WASHINGTON — The Senate Environment and Public Works Committee approved two water infrastructure bills this morning. The America’s Water Infrastructure Act (AWIA) would increase funding for the Clean Water State Revolving Fund to $3 billion per year by 2024, providing vital resources to curb sewage and runoff pollution. Unfortunately, the committee failed to include key measures to protect drinking water from lead and PFAS contamination in the Drinking Water Infrastructure Act (DWIA)
John Rumpler, clean water program director for Environment America, issued the following statement:
“Sewage overflows and runoff pollution are major threats to America’s waterways. Once public health experts determine that we can safely re-open our beaches, swimmers should not face the risk of getting sick from pathogens in the water. This is a widespread threat that we documented last summer in our Safe for Swimming? report. By increasing funding for the Clean Water State Revolving Fund to $3 billion per year, the Senate Environment and Public Works Committee today took a critical step forward in protecting our waterways and our health from these threats.
“Moreover, we commend the Senate committee for rejecting a loophole approved in companion House legislation that would have allowed some sewage treatment plants to continue dumping pollution at unacceptable levels for ten years.
“However, we are disappointed that the bills approved by the committee did not include the following crucial measures recommended by Environment America and others that are necessary to protect our drinking water from toxic PFAS chemicals and lead:
Senator Kirsten Gillibrand’s bill that curbs dumping PFAS into our waters under the Clean Water Act (S.2980);
$4.5 billion in funding to replace lead service lines; and
$1 billion in funding to replace lead-bearing fountains and install filters to safeguard schools’ drinking water.

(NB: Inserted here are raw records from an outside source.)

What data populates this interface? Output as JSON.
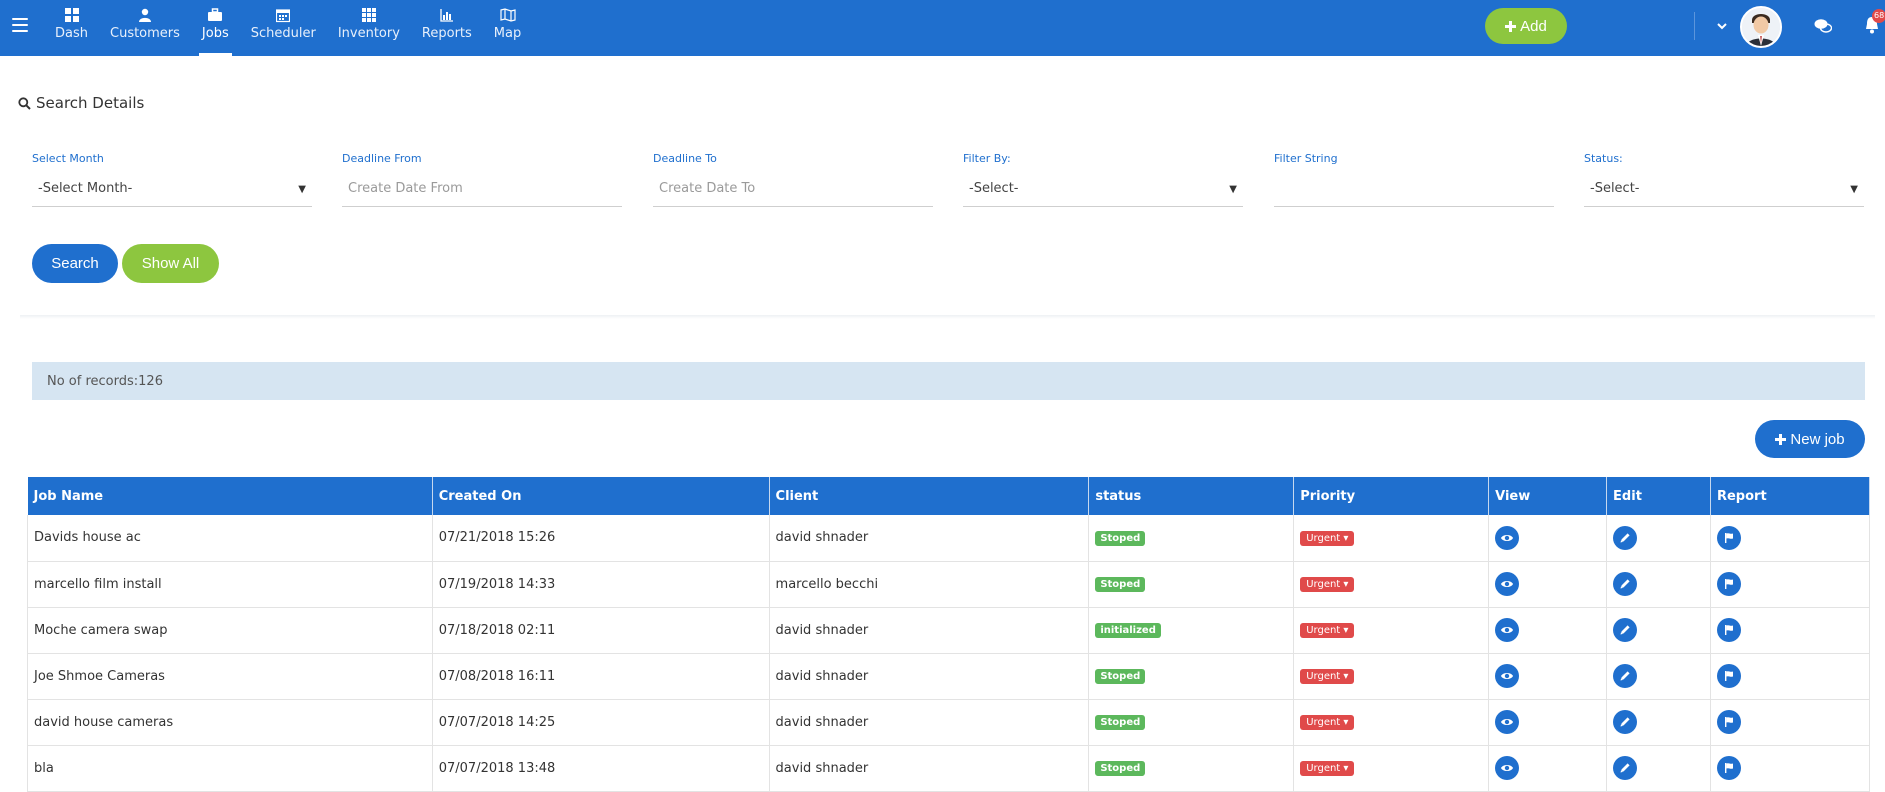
{
  "nav": {
    "items": [
      {
        "label": "Dash",
        "icon": "dashboard-icon"
      },
      {
        "label": "Customers",
        "icon": "user-icon"
      },
      {
        "label": "Jobs",
        "icon": "briefcase-icon"
      },
      {
        "label": "Scheduler",
        "icon": "calendar-icon"
      },
      {
        "label": "Inventory",
        "icon": "grid-icon"
      },
      {
        "label": "Reports",
        "icon": "bar-chart-icon"
      },
      {
        "label": "Map",
        "icon": "map-icon"
      }
    ],
    "active": "Jobs",
    "add_label": "Add",
    "notification_count": "68"
  },
  "search": {
    "title": "Search Details",
    "fields": [
      {
        "label": "Select Month",
        "value": "-Select Month-",
        "type": "select"
      },
      {
        "label": "Deadline From",
        "value": "Create Date From",
        "type": "placeholder"
      },
      {
        "label": "Deadline To",
        "value": "Create Date To",
        "type": "placeholder"
      },
      {
        "label": "Filter By:",
        "value": "-Select-",
        "type": "select"
      },
      {
        "label": "Filter String",
        "value": "",
        "type": "text"
      },
      {
        "label": "Status:",
        "value": "-Select-",
        "type": "select"
      }
    ],
    "search_label": "Search",
    "show_all_label": "Show All"
  },
  "records_text": "No of records:126",
  "new_job_label": "New job",
  "table": {
    "columns": [
      "Job Name",
      "Created On",
      "Client",
      "status",
      "Priority",
      "View",
      "Edit",
      "Report"
    ],
    "rows": [
      {
        "name": "Davids house ac",
        "created": "07/21/2018 15:26",
        "client": "david shnader",
        "status": "Stoped",
        "priority": "Urgent"
      },
      {
        "name": "marcello film install",
        "created": "07/19/2018 14:33",
        "client": "marcello becchi",
        "status": "Stoped",
        "priority": "Urgent"
      },
      {
        "name": "Moche camera swap",
        "created": "07/18/2018 02:11",
        "client": "david shnader",
        "status": "initialized",
        "priority": "Urgent"
      },
      {
        "name": "Joe Shmoe Cameras",
        "created": "07/08/2018 16:11",
        "client": "david shnader",
        "status": "Stoped",
        "priority": "Urgent"
      },
      {
        "name": "david house cameras",
        "created": "07/07/2018 14:25",
        "client": "david shnader",
        "status": "Stoped",
        "priority": "Urgent"
      },
      {
        "name": "bla",
        "created": "07/07/2018 13:48",
        "client": "david shnader",
        "status": "Stoped",
        "priority": "Urgent"
      }
    ]
  },
  "colors": {
    "primary": "#1f6fce",
    "accent_green": "#8dc63f",
    "status_green": "#5cb85c",
    "urgent_red": "#e04a4a",
    "records_bg": "#d6e5f2"
  }
}
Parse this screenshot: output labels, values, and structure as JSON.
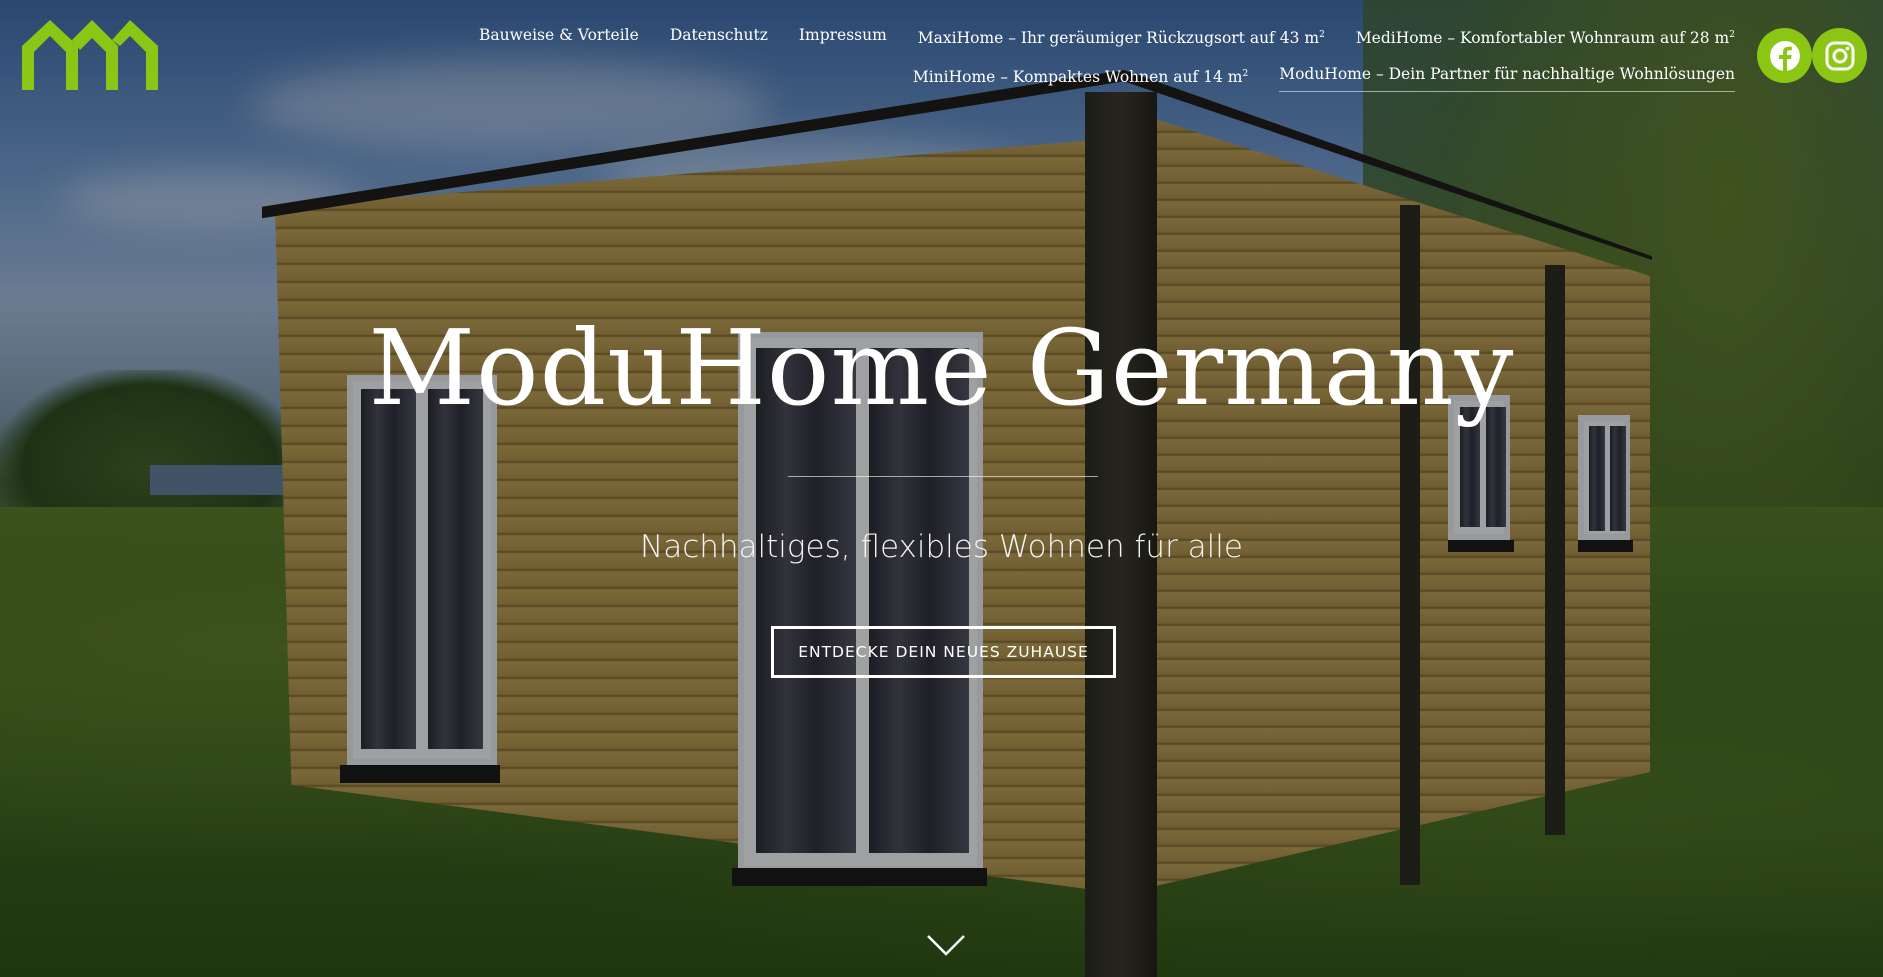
{
  "brand": {
    "logo_icon": "moduhome-logo-icon",
    "accent_color": "#8bc614"
  },
  "nav": {
    "items": [
      {
        "label": "Bauweise & Vorteile"
      },
      {
        "label": "Datenschutz"
      },
      {
        "label": "Impressum"
      },
      {
        "label": "MaxiHome – Ihr geräumiger Rückzugsort auf 43 m",
        "sup": "2"
      },
      {
        "label": "MediHome – Komfortabler Wohnraum auf 28 m",
        "sup": "2"
      },
      {
        "label": "MiniHome – Kompaktes Wohnen auf 14 m",
        "sup": "2"
      },
      {
        "label": "ModuHome – Dein Partner für nachhaltige Wohnlösungen"
      }
    ]
  },
  "social": {
    "facebook_icon": "facebook-icon",
    "instagram_icon": "instagram-icon"
  },
  "hero": {
    "title": "ModuHome Germany",
    "subtitle": "Nachhaltiges, flexibles Wohnen für alle",
    "cta_label": "ENTDECKE DEIN NEUES ZUHAUSE",
    "scroll_icon": "chevron-down-icon"
  }
}
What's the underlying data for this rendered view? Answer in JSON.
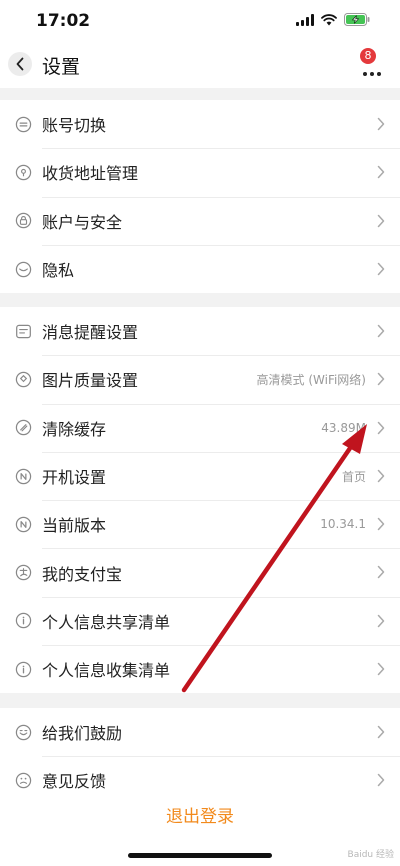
{
  "status_bar": {
    "time": "17:02",
    "battery_color": "#45c455"
  },
  "nav": {
    "title": "设置",
    "badge_count": "8",
    "back_icon": "chevron-left-icon",
    "more_icon": "more-dots-icon"
  },
  "groups": [
    {
      "rows": [
        {
          "label": "账号切换",
          "icon": "account-switch-icon",
          "value": ""
        },
        {
          "label": "收货地址管理",
          "icon": "location-pin-icon",
          "value": ""
        },
        {
          "label": "账户与安全",
          "icon": "lock-icon",
          "value": ""
        },
        {
          "label": "隐私",
          "icon": "eye-closed-icon",
          "value": ""
        }
      ]
    },
    {
      "rows": [
        {
          "label": "消息提醒设置",
          "icon": "message-settings-icon",
          "value": ""
        },
        {
          "label": "图片质量设置",
          "icon": "image-quality-icon",
          "value": "高清模式 (WiFi网络)"
        },
        {
          "label": "清除缓存",
          "icon": "clear-cache-icon",
          "value": "43.89M"
        },
        {
          "label": "开机设置",
          "icon": "startup-icon",
          "value": "首页"
        },
        {
          "label": "当前版本",
          "icon": "version-icon",
          "value": "10.34.1"
        },
        {
          "label": "我的支付宝",
          "icon": "alipay-icon",
          "value": ""
        },
        {
          "label": "个人信息共享清单",
          "icon": "info-icon",
          "value": ""
        },
        {
          "label": "个人信息收集清单",
          "icon": "info-icon",
          "value": ""
        }
      ]
    },
    {
      "rows": [
        {
          "label": "给我们鼓励",
          "icon": "smile-icon",
          "value": ""
        },
        {
          "label": "意见反馈",
          "icon": "feedback-icon",
          "value": ""
        }
      ]
    }
  ],
  "logout": {
    "label": "退出登录",
    "color": "#f28a1c"
  },
  "watermark": "Baidu 经验",
  "annotation_arrow_color": "#c0141e"
}
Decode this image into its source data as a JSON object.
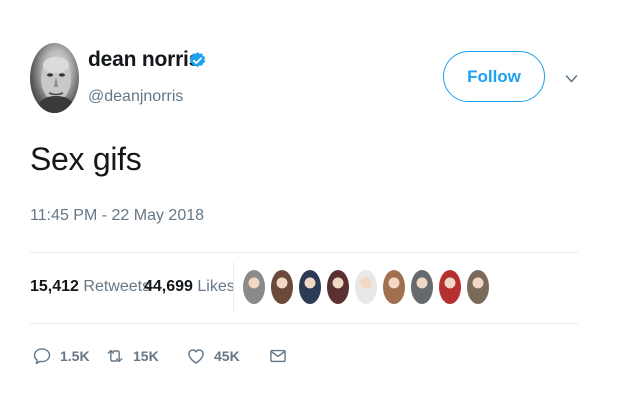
{
  "user": {
    "name": "dean norris",
    "handle": "@deanjnorris",
    "verified": true,
    "follow_label": "Follow"
  },
  "tweet": {
    "text": "Sex gifs",
    "timestamp": "11:45 PM - 22 May 2018"
  },
  "stats": {
    "retweets_count": "15,412",
    "retweets_label": "Retweets",
    "likes_count": "44,699",
    "likes_label": "Likes"
  },
  "likers": [
    {
      "color": "#8a8a8a"
    },
    {
      "color": "#6b4a3a"
    },
    {
      "color": "#2d3a55"
    },
    {
      "color": "#5a3030"
    },
    {
      "color": "#e8e8e8"
    },
    {
      "color": "#a07050"
    },
    {
      "color": "#666a6e"
    },
    {
      "color": "#b53030"
    },
    {
      "color": "#7a6a5a"
    }
  ],
  "actions": {
    "reply_count": "1.5K",
    "retweet_count": "15K",
    "like_count": "45K"
  },
  "colors": {
    "accent": "#1da1f2",
    "secondary_text": "#657786",
    "divider": "#e6ecf0"
  },
  "icons": {
    "verified": "verified-badge-icon",
    "caret": "chevron-down-icon",
    "reply": "reply-icon",
    "retweet": "retweet-icon",
    "like": "heart-icon",
    "message": "envelope-icon"
  }
}
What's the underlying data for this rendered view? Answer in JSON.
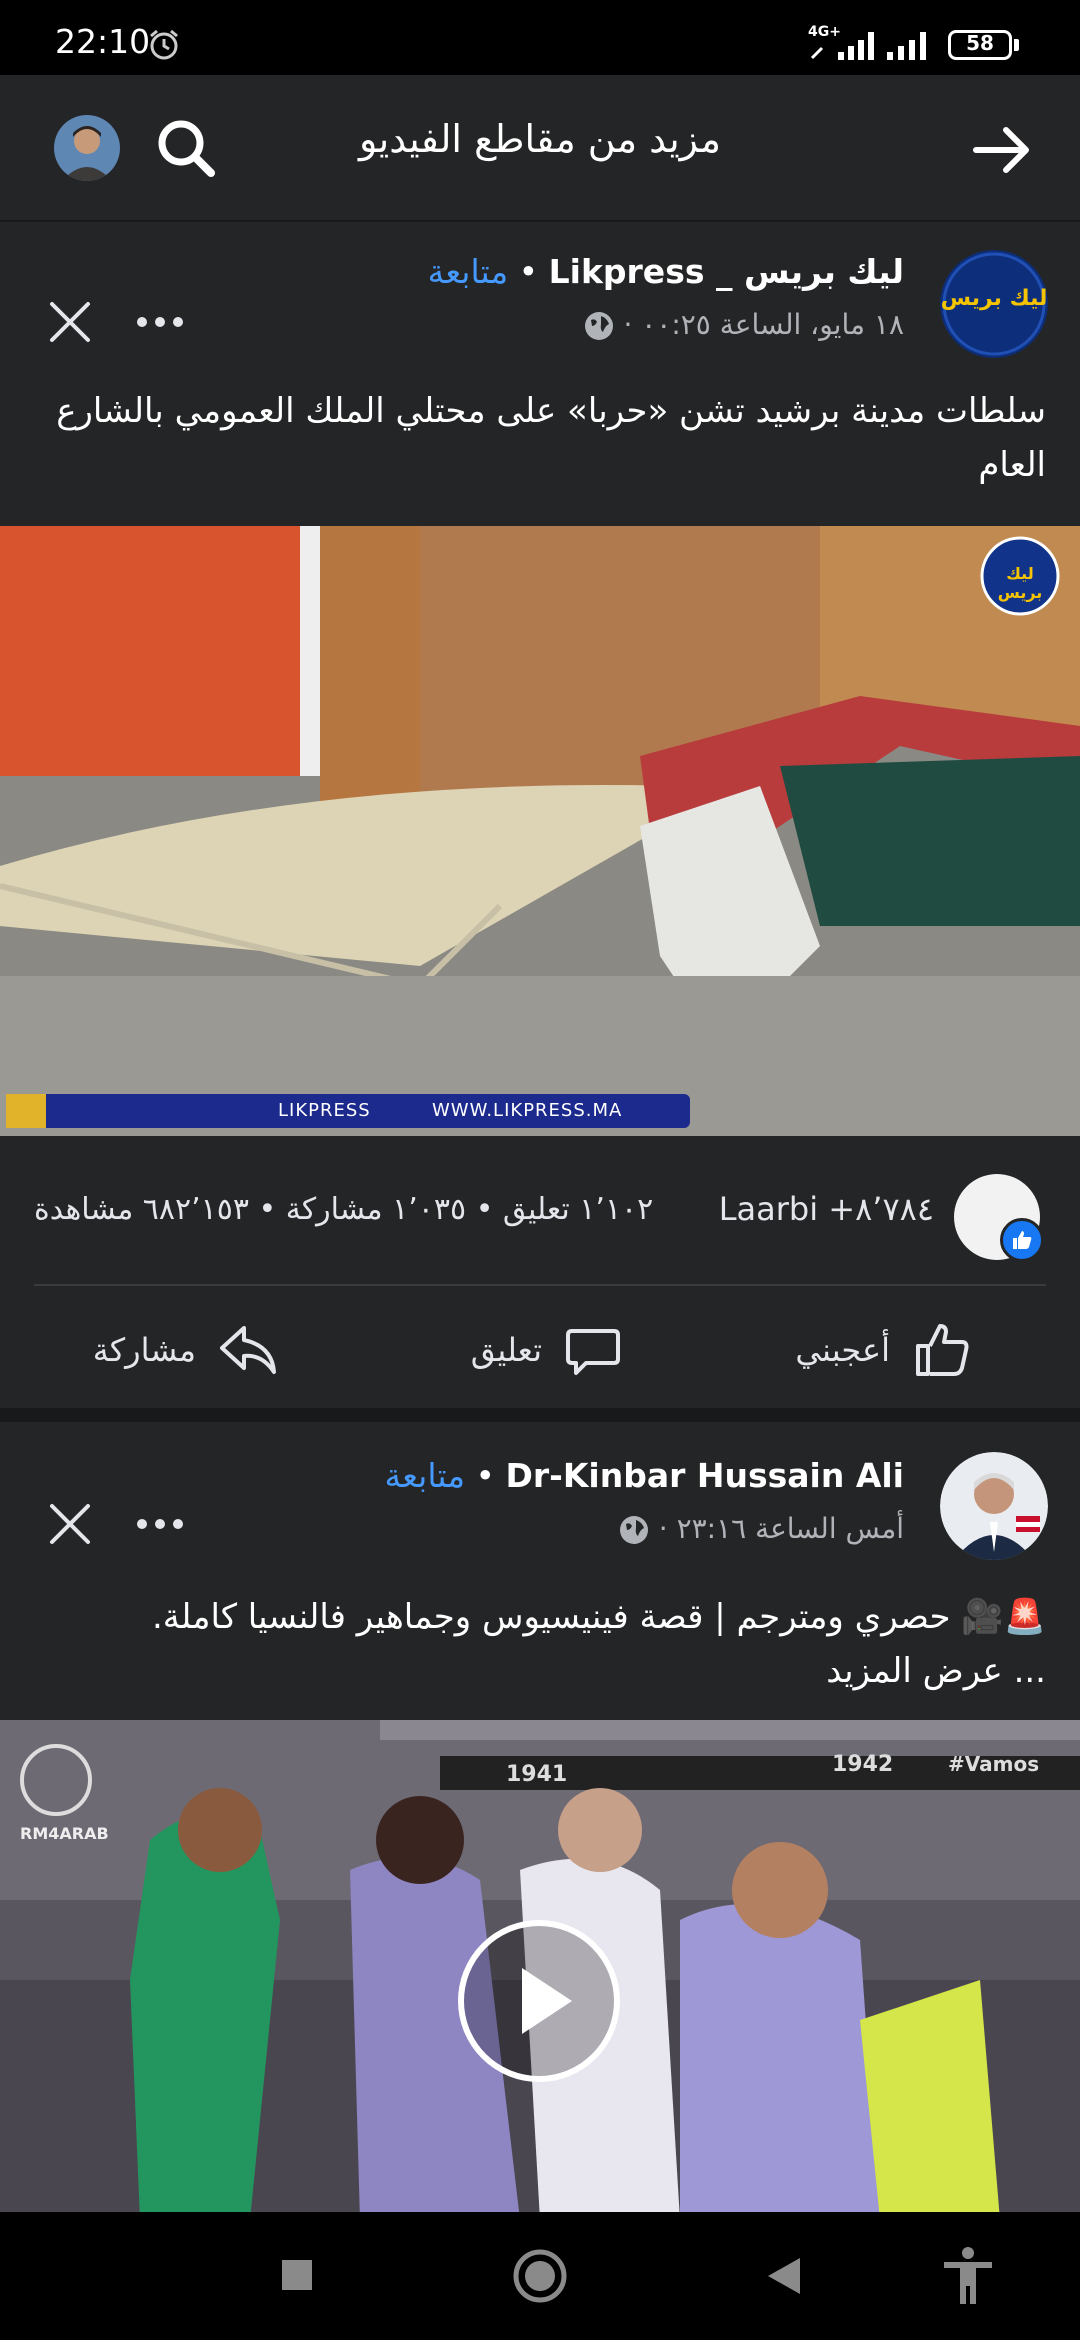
{
  "status_bar": {
    "time": "22:10",
    "network": "4G+",
    "battery": "58"
  },
  "header": {
    "title": "مزيد من مقاطع الفيديو"
  },
  "posts": [
    {
      "page_name": "ليك بريس _ Likpress",
      "follow_label": "متابعة",
      "meta": "١٨ مايو، الساعة ٠٠:٢٥ ·",
      "text": "سلطات مدينة برشيد تشن «حربا» على محتلي الملك العمومي بالشارع العام",
      "logo_text": "ليك بريس",
      "watermark_url": "WWW.LIKPRESS.MA",
      "watermark_brand": "LIKPRESS",
      "reactions": "Laarbi +٨٬٧٨٤",
      "stats": "١٬١٠٢ تعليق • ١٬٠٣٥ مشاركة • ٦٨٢٬١٥٣ مشاهدة",
      "actions": {
        "like": "أعجبني",
        "comment": "تعليق",
        "share": "مشاركة"
      }
    },
    {
      "page_name": "Dr-Kinbar Hussain Ali",
      "follow_label": "متابعة",
      "meta": "أمس الساعة ٢٣:١٦ ·",
      "text": "🚨🎥 حصري ومترجم | قصة فينيسيوس وجماهير فالنسيا كاملة.",
      "see_more": "... عرض المزيد",
      "watermark": "RM4ARAB",
      "stand_year_1": "1941",
      "stand_year_2": "1942",
      "stand_text": "#Vamos"
    }
  ],
  "colors": {
    "background": "#18191a",
    "card": "#242526",
    "accent": "#4599ff",
    "like_blue": "#1877f2"
  }
}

“Clean water is vital for our health. We will continue to work with Congress to pass final legislation that more fully addresses contamination of our water.”